January 25th is Burns Night in Scotland. For those unfamiliar with Burns night, it’s a celebration of the life and work of the famous Scottish author, Robert Burns. Traditionally, a Burns supper is held, complete with pipers, poetry, and haggis. Such an occasion sounds like a great opportunity to plan another Around the World party. So its off to Scotland we go! This rugged, beautiful land is rich in culture, history, and tradition just waiting to be explored!
No doubt kilts are one of the first things that comes to mind when thinking about Scotland. The first kilts appeared in Scotland in the 16th century. But it wasn’t until the 1700’s that what would become the modern day kilt was invented. The tartan used to make a kilt and the accessories that adorn it are often symbolic. One of the most famous accessories for a kilt is a sporran. A sporran, which is Scottish Gaelic for “purse”, serves as a kilt’s pockets. It’s a pouch that’s worn around the waste. Sporrans come in all sorts of shapes, sizes, and styles.
This fun craft lets kids decorate their very own sporran using buttons, tassels, fabric paint, and more. Unless you’re working with kids that know a lot about sewing, I recommend making the sporrans beforehand so kids can focus on decorating. This is a great opportunity to teach older kids basic sewing techniques, like how to sew on a button. Younger kids can use fabric glue to attach the accessories. Download the PDF above for more instructions.
Source: Happy Thought
The thistle has been the national emblem of Scotland since the 13th century. Found throughout Scotland, this spiky, prickly weed was a symbol of nobility to the ancient Celts. Legend has it that one night, as an army of Scottish warriors slept, an invading Norse army crept up, hoping to ambush the sleeping Scots. However, one of the invading soldiers stepped on a thistle and cried out in pain, awakening the Scots. This fun, easy craft I found uses paper and a few other simple supplies to create an adorable thistle. Check out the link above for more instructions.
Other Fun Crafts
You probably already know that modern golf was invented in Scotland. The first recorded mention of golf came in 1457, when King James II banned the sport because he considered it a distraction to learning archery. About 50 years later, King James IV lifted the ban and became a golfer himself. What could be more exciting than playing golf indoors? You can set up your own mini golf course with just a few simple items. Mark out a course using tape. Use everyday items like books and towels as traps and obstacles. You can make clubs out of wooden dowels or PVC pipe, Styrofoam blocks, and duct tape. Just wrap duct tape around the Styrofoam blocks and them tape them to the dowels. I also recommend using ping pong balls instead of real golf balls.

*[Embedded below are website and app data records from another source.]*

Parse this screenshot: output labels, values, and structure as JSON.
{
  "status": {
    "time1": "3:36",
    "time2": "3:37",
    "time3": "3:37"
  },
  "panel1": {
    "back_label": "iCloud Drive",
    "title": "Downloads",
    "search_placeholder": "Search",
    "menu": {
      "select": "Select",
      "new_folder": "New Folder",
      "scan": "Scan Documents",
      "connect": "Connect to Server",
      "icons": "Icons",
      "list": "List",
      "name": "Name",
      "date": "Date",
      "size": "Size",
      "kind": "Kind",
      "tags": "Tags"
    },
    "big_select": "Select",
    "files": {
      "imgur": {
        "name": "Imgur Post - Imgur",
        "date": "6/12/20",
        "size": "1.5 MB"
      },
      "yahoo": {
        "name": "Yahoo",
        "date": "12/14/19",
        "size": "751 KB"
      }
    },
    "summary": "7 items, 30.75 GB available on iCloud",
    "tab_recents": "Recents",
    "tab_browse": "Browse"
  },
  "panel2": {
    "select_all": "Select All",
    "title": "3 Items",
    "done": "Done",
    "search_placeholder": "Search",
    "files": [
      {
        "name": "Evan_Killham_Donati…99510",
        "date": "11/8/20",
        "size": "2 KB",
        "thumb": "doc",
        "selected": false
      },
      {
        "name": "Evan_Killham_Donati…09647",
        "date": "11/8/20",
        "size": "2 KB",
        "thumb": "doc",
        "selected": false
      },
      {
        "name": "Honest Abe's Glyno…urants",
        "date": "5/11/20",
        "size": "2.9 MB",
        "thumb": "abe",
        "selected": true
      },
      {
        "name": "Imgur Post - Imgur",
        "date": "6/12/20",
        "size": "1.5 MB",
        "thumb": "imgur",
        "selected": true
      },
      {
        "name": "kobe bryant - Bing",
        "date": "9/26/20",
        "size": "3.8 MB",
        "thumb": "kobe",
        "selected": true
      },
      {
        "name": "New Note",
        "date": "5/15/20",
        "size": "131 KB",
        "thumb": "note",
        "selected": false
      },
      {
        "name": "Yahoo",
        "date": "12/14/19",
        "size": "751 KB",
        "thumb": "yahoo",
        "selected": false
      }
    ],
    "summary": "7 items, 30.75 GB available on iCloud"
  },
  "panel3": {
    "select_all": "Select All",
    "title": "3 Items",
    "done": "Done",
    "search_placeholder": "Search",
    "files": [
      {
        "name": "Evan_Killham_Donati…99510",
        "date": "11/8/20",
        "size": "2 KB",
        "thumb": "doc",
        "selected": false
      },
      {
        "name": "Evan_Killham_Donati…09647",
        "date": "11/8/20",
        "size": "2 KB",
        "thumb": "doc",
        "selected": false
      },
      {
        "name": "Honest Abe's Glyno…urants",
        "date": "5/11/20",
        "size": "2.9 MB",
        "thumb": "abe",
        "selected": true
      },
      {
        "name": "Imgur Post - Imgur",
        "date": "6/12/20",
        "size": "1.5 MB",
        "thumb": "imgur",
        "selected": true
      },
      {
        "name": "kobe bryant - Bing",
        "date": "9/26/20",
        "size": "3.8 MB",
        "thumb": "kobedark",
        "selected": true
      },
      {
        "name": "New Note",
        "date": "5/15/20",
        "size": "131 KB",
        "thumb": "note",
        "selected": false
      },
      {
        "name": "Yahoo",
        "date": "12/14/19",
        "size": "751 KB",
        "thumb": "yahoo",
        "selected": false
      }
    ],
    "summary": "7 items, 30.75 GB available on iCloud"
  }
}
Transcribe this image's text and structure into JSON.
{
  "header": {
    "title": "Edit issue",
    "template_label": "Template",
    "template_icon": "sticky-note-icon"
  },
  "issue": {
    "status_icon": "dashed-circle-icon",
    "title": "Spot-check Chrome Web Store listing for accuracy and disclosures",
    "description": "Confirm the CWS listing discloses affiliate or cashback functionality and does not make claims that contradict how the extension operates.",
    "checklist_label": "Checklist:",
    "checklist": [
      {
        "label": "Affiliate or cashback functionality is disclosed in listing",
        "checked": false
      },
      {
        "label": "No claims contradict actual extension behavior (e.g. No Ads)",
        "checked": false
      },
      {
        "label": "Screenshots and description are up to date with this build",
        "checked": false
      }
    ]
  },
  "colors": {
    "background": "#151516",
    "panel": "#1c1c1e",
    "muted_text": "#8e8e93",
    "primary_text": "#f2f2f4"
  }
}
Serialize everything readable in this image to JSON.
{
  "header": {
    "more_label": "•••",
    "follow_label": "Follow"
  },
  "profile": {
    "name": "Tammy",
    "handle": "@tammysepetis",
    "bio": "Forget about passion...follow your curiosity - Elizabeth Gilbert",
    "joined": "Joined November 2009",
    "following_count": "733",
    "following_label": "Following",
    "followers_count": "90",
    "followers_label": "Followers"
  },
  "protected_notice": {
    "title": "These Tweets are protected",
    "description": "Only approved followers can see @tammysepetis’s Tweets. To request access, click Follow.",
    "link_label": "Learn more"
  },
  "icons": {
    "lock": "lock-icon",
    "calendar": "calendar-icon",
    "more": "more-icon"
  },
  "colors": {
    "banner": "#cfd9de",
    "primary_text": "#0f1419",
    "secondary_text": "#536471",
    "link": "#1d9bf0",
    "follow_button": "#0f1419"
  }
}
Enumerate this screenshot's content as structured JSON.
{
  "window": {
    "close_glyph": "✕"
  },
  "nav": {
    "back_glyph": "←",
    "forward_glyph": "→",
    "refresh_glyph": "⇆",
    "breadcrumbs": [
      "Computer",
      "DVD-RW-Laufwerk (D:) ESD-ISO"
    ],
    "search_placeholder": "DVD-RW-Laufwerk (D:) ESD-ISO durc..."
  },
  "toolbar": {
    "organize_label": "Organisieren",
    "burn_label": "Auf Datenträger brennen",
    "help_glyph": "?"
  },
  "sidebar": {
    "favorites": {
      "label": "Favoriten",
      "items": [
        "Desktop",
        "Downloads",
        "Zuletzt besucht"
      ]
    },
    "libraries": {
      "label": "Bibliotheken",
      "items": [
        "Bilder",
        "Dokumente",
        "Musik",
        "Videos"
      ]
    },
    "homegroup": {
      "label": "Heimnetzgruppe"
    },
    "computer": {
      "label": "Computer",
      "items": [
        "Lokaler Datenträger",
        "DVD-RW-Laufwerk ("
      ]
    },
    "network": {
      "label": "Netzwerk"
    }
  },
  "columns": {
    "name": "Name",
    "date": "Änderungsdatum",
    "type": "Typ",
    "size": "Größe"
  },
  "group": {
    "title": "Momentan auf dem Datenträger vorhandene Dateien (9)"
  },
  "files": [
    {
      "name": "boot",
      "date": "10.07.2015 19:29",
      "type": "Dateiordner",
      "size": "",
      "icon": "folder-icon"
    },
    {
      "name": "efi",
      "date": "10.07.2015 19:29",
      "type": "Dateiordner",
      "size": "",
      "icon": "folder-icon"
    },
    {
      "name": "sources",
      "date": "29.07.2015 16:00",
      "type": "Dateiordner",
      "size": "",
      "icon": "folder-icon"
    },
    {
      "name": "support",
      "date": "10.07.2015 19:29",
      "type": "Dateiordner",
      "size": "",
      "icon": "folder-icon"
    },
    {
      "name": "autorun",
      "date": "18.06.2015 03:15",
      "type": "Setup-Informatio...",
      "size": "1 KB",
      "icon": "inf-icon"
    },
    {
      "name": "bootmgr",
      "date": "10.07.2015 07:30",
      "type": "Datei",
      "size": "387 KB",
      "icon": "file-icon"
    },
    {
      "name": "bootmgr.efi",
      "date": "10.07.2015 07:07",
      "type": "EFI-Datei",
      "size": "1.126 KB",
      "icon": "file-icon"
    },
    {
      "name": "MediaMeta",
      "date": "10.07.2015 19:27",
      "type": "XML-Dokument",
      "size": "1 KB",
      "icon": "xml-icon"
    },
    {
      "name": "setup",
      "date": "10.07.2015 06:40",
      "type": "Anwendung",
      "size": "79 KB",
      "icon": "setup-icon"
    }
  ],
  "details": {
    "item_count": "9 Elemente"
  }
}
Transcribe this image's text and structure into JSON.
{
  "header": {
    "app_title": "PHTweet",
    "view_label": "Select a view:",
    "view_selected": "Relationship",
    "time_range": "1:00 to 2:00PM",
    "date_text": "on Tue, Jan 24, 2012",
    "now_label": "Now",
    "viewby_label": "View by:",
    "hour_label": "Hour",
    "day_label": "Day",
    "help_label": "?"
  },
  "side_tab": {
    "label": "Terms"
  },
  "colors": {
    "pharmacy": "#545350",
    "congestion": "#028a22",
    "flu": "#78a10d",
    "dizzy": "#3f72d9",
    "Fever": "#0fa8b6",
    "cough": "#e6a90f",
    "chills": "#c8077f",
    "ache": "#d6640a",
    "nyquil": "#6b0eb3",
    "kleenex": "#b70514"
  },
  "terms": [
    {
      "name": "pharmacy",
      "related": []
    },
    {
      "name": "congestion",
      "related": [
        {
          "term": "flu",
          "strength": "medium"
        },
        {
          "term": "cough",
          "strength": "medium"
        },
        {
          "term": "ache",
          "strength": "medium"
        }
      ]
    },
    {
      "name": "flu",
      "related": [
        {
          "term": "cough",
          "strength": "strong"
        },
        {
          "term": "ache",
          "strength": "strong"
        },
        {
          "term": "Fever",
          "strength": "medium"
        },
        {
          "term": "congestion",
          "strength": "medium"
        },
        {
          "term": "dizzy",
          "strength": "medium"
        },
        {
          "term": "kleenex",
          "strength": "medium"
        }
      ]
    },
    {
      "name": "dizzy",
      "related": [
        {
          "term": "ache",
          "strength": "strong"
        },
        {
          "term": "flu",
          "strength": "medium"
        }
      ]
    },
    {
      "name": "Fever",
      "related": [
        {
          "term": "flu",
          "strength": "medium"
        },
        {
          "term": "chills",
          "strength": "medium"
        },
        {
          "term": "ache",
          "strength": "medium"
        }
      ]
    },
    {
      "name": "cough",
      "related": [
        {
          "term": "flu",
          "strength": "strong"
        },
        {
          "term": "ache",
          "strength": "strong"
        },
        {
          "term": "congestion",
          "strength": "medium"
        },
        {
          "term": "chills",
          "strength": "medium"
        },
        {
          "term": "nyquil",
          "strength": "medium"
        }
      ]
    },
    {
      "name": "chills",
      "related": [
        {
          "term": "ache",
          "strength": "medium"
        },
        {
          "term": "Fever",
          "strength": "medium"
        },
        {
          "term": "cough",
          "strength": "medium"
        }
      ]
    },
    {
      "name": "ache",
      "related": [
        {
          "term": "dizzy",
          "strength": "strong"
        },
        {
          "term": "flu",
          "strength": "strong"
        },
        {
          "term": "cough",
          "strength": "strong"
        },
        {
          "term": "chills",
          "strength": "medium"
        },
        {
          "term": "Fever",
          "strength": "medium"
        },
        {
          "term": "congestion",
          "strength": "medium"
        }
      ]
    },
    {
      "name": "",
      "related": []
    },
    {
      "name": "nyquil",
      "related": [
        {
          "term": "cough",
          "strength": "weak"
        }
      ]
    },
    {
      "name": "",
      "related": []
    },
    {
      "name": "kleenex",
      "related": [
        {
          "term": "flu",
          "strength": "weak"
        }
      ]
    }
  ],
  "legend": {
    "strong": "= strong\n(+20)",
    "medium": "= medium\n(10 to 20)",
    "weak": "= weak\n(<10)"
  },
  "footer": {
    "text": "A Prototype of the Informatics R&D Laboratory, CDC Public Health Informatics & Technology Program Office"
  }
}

Or if you’re feeling a bit more adventurous, I found this fun tutorial on how to put together your own Backyard Highland Games.
While haggis is typically the star of a Burns supper, I decided to go with something a little more kid friendly. Shortbread is a rich Scottish cookie usually made from one part sugar, two parts butter, and three parts flour. The first printed recipes appeared in Scotland in 1736, but the history of shortbread can be traced clear back to the 12th Century. In fact, shortbread flavored with caraway seeds was supposedly a favorite treat of Mary, Queen of Scots. Shortbread is a particularly great recipe for young bakers to try because it’s so simple to make. So put on some Scottish music, grab your ingredients and some cookie cutters, and enjoy a fun afternoon baking!
- 1/2 cup granulated sugar
- 1 cup salted butter softened
- 2 cups all-purpose flour
In a large mixing bowl, beat the butter until it's light, fluffy, and pale.
Add the sugar to the butter and beat until well combined.
Mix the flour into the creamed butter and sugar 1/2 cup at a time until all the flour has been incorporated.
Form the dough into a ball and wrap in plastic wrap. Refrigerate the dough for 30 minutes.
Preheat the oven to 325ºF. Line a baking sheet with parchment paper.
Unwrap the dough and place it on a lightly floured surface. Roll the dough out to 1/2 inch thickness. Cut out the cookies using lightly floured cookie cutters. Place the cookies on the lined baking sheet.
Bake the cookies for 25-30 minutes, or until firm and lightly golden brown. Transfer the cookies to a wire rack to cool.
It’s time to add a Scotland stamp to your Around the World Passport!
What are some of your other favorite Scottish customs and traditions? Let me know in the comments below! I guess mine would be the stereotypical Scottish stubbornness that I seem to have inherited from my Scottish ancestors. 😂 If you enjoyed this wee post, please share it with your friends!